Worcester’s major claim to fame is that King John, who was very interested in the Norman bishop St Wulfstan of Worcester, specified in his will that he was to be buried in Wulfstan’s church, and after he died at Newark in Nottinghamshire in 1216 his body was brought to the Cathedral; his tomb lies close to St Wulfstan’s shrine. John, if you remember your 1066 And All That, was an Awful King. He first attempted to take the crown while his brother Richard the Lionheart was away on a Crusade, and then after Richard’s death he succeeded to the throne by dint of having his nephew Arthur (whom Richard had named as his successor) murdered. He entered into a feud with the Pope which led to his excommunication; and waged war unsuccessfully against both the French and his own Barons. His infamy was such that over the centuries he has come to seem almost like a pantomime villain, and though I’m going to stick my neck out and say that I don’t believe that he either lost the Crown Jewels in the Wash or died of a surfeit of peaches, I haven’t read any revisionist views of his reign that manage to paint him successfully as anything other than a Bad Man.

So I’m not featuring John today. Instead I present to you a rather splendid Victorian monument, to someone whose name I’m afraid I failed to note. I like it partly because of the quality of the carving, but mainly because the tiny guardian angel looks to me from this angle to be in a massive snit. I’ve put some other images – including John’s tomb – here.

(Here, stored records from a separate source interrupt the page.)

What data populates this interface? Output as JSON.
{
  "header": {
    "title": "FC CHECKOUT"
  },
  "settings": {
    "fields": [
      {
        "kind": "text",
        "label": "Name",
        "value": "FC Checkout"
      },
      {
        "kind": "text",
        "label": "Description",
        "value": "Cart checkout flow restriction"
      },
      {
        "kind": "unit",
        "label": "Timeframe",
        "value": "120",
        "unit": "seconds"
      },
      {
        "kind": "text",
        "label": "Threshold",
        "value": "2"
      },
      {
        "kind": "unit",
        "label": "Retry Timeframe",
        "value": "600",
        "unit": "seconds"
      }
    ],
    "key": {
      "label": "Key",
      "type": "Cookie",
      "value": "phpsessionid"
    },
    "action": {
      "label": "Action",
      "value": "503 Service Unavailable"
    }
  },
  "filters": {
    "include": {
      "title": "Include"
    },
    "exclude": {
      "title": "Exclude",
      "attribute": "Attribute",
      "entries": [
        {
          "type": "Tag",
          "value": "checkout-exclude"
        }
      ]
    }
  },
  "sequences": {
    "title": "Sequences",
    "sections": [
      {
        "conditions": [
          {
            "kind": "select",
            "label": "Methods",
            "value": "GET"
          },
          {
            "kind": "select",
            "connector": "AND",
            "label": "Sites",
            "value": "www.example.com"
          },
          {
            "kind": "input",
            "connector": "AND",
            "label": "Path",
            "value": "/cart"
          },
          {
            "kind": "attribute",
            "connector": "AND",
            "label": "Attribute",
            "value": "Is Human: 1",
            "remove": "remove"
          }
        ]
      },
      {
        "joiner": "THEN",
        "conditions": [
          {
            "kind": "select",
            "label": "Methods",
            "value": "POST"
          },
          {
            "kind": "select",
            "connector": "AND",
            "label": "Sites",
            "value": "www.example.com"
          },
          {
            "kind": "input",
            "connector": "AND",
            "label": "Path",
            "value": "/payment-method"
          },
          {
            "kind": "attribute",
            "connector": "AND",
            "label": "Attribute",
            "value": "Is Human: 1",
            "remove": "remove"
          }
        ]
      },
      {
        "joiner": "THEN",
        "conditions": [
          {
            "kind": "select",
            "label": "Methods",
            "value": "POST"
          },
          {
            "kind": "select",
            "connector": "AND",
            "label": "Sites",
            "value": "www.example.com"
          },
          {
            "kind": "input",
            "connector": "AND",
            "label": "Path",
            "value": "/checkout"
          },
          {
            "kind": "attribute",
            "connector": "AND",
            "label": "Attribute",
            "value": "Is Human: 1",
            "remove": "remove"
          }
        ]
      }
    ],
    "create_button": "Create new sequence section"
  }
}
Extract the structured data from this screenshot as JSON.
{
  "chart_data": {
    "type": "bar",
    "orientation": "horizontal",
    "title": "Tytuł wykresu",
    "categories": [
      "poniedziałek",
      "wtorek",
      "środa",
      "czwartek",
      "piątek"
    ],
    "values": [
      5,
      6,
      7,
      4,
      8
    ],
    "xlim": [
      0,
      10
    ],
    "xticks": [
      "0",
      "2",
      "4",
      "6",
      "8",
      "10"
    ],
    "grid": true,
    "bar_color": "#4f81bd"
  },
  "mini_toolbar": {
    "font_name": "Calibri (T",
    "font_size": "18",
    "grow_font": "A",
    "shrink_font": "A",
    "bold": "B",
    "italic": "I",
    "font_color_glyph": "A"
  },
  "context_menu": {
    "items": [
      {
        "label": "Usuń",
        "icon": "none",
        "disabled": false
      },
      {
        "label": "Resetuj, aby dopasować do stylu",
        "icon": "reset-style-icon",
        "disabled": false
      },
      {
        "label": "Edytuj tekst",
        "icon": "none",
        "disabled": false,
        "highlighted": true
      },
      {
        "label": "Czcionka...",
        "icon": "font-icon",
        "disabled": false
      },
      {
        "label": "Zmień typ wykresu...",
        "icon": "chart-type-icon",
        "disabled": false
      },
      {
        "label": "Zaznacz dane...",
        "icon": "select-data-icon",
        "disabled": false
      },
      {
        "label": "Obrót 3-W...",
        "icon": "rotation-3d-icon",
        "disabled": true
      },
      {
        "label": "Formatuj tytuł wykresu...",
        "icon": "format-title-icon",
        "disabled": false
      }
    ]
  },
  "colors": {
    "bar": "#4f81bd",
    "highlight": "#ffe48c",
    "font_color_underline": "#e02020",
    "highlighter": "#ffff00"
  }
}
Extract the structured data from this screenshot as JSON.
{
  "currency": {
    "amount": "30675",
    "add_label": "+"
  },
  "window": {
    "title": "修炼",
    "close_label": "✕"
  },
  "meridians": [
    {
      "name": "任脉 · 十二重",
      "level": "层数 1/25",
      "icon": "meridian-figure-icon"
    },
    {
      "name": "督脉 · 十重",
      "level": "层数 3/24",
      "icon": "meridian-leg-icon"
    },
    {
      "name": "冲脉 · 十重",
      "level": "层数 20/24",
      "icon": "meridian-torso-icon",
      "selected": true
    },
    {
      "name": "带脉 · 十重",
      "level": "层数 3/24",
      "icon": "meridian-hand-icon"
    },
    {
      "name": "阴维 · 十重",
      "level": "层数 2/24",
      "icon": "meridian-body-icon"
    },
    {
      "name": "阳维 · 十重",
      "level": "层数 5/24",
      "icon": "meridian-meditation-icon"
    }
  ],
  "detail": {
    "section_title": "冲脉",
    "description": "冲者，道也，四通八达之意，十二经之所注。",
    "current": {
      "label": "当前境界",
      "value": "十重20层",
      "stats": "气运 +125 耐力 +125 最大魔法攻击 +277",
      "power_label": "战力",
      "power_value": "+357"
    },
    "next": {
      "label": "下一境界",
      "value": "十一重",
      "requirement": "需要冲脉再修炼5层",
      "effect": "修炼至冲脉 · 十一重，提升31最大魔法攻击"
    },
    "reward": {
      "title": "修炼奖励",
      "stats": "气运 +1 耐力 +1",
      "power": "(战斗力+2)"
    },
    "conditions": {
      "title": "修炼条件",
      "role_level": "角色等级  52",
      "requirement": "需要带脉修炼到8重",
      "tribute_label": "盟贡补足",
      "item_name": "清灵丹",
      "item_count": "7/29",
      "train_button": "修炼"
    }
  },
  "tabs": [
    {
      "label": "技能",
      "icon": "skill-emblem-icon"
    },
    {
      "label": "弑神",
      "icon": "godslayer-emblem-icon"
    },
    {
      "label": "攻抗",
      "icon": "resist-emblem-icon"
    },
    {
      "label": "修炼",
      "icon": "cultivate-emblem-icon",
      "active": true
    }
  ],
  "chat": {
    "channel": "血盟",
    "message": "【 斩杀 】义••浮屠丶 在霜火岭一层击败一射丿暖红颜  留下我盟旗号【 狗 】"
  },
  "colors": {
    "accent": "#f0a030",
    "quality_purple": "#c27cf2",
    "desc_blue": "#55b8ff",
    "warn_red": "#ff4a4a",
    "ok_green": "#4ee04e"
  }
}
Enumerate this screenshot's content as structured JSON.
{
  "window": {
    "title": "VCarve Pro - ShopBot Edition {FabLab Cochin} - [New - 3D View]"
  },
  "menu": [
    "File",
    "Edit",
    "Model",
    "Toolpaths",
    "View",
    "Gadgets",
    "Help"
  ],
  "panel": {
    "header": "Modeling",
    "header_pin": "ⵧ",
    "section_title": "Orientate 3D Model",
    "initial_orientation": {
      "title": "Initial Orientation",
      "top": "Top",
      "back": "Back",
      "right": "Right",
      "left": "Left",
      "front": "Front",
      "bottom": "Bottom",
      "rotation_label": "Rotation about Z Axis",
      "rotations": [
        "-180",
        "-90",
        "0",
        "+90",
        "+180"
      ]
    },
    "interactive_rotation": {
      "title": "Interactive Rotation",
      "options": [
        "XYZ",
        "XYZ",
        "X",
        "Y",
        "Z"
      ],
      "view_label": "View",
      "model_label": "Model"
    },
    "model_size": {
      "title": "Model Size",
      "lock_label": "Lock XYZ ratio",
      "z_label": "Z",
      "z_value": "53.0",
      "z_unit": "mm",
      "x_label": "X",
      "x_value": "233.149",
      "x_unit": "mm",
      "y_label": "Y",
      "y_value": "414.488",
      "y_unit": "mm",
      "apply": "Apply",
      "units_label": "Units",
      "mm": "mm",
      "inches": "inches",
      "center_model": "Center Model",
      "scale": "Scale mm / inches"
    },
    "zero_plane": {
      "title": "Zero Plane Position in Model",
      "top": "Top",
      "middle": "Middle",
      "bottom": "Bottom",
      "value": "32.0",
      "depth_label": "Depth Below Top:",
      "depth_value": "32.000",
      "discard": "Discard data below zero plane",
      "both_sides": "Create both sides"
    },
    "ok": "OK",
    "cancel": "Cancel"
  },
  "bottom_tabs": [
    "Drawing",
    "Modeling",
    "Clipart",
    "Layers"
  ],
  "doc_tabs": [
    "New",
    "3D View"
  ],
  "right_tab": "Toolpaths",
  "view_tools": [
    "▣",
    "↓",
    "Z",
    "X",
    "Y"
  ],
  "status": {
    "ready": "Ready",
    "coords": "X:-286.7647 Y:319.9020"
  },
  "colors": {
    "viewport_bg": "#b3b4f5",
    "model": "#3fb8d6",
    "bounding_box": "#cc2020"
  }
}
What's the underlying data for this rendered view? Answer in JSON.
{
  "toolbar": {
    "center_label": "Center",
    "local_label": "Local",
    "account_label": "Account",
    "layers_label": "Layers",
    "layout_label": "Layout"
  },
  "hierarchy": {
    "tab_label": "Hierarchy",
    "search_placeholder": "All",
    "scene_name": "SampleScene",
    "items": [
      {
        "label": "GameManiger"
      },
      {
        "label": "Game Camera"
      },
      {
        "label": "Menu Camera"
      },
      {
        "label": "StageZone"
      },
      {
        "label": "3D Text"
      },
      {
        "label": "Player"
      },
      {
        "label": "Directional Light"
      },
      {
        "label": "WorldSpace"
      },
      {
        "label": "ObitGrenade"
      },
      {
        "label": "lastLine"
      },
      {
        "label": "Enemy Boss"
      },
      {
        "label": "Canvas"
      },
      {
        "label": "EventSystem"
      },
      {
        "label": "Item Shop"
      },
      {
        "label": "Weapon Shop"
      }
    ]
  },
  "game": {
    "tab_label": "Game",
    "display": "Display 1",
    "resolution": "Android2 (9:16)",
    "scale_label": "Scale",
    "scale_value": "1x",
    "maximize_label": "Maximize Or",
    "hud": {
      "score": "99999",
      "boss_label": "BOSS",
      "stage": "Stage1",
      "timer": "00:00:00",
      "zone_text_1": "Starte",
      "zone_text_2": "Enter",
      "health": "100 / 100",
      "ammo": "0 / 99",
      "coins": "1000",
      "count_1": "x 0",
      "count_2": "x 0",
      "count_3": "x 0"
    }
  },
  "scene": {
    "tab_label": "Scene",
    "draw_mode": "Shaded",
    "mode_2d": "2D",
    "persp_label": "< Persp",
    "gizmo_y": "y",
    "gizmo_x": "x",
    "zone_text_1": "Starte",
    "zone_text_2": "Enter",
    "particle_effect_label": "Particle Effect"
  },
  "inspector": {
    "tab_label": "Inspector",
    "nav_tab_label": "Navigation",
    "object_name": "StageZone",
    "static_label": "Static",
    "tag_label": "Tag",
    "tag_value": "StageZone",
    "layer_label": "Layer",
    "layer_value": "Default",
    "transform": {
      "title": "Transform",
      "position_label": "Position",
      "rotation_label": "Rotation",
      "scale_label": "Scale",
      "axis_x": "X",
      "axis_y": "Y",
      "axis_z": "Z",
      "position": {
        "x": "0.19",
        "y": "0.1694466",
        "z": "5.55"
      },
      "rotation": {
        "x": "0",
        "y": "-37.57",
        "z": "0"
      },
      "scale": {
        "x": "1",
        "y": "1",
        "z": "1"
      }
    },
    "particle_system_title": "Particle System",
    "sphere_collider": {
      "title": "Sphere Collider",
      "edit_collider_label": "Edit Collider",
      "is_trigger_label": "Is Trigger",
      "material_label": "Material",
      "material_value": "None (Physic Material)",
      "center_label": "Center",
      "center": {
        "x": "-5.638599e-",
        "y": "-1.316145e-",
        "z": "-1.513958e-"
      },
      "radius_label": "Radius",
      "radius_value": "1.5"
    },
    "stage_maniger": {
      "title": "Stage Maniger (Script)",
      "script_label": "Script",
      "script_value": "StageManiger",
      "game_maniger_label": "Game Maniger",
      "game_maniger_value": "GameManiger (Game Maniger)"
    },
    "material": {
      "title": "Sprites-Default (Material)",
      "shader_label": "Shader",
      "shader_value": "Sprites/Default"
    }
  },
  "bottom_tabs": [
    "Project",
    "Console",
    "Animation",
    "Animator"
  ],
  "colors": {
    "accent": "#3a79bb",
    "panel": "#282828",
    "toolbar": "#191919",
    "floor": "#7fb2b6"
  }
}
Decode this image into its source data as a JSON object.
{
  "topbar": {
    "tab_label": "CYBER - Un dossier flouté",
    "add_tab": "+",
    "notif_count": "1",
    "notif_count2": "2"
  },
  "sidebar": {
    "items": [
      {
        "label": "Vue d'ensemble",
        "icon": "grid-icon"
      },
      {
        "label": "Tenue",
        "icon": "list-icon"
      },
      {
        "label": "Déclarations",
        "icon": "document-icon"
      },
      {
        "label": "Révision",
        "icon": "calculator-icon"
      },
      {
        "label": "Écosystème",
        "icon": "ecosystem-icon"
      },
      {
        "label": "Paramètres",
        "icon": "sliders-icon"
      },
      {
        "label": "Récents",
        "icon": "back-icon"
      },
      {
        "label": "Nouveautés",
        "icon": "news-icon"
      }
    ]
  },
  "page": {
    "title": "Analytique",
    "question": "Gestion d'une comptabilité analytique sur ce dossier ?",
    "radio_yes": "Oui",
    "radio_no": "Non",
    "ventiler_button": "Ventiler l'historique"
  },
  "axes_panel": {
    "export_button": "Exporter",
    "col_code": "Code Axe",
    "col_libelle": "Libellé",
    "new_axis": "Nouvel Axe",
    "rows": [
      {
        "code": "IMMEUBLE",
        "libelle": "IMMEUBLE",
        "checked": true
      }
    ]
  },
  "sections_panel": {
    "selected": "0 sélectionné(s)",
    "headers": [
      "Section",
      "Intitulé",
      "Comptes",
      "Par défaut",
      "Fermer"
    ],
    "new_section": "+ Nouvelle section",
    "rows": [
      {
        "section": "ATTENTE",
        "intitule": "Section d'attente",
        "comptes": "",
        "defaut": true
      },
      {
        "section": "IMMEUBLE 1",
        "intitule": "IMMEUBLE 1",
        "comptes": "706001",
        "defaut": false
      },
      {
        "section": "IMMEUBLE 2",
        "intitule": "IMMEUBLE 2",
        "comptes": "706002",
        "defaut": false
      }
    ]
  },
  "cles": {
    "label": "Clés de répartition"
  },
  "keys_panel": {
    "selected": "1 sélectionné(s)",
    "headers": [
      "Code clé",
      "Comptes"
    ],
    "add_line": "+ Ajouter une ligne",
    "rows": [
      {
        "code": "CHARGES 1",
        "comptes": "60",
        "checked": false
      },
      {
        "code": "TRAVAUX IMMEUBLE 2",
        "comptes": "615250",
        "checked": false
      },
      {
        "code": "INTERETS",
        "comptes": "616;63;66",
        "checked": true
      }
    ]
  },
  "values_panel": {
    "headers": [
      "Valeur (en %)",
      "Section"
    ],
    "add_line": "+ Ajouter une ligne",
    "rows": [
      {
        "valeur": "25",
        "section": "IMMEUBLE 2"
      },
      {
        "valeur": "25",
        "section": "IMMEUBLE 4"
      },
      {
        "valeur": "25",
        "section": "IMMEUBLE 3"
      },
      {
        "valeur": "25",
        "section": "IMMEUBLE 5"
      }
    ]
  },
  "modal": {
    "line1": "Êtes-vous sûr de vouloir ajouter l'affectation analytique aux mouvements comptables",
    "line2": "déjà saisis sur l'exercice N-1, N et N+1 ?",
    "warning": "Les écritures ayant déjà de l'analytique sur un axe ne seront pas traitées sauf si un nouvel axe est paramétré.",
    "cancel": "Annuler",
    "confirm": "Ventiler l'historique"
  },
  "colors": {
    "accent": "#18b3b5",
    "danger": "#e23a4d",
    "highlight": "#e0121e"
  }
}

After doing the Cathedral, R and I took ourselves off to the cinema, to catch up with Fantastic Beasts and Where to Find Them. Having originally said that I couldn’t see any reason why I might possibly enjoy this film, I have to confess that I loved it – I even cried at the sad bit, which was most embarrassing. I tweeted J.K. Rowling afterwards to tell her how much I liked it; and though I don’t generally keep Twitter notifications, I think I may just hang on to the one that arrived ten minutes later, which said, “J. K. Rowling liked one of your tweets.”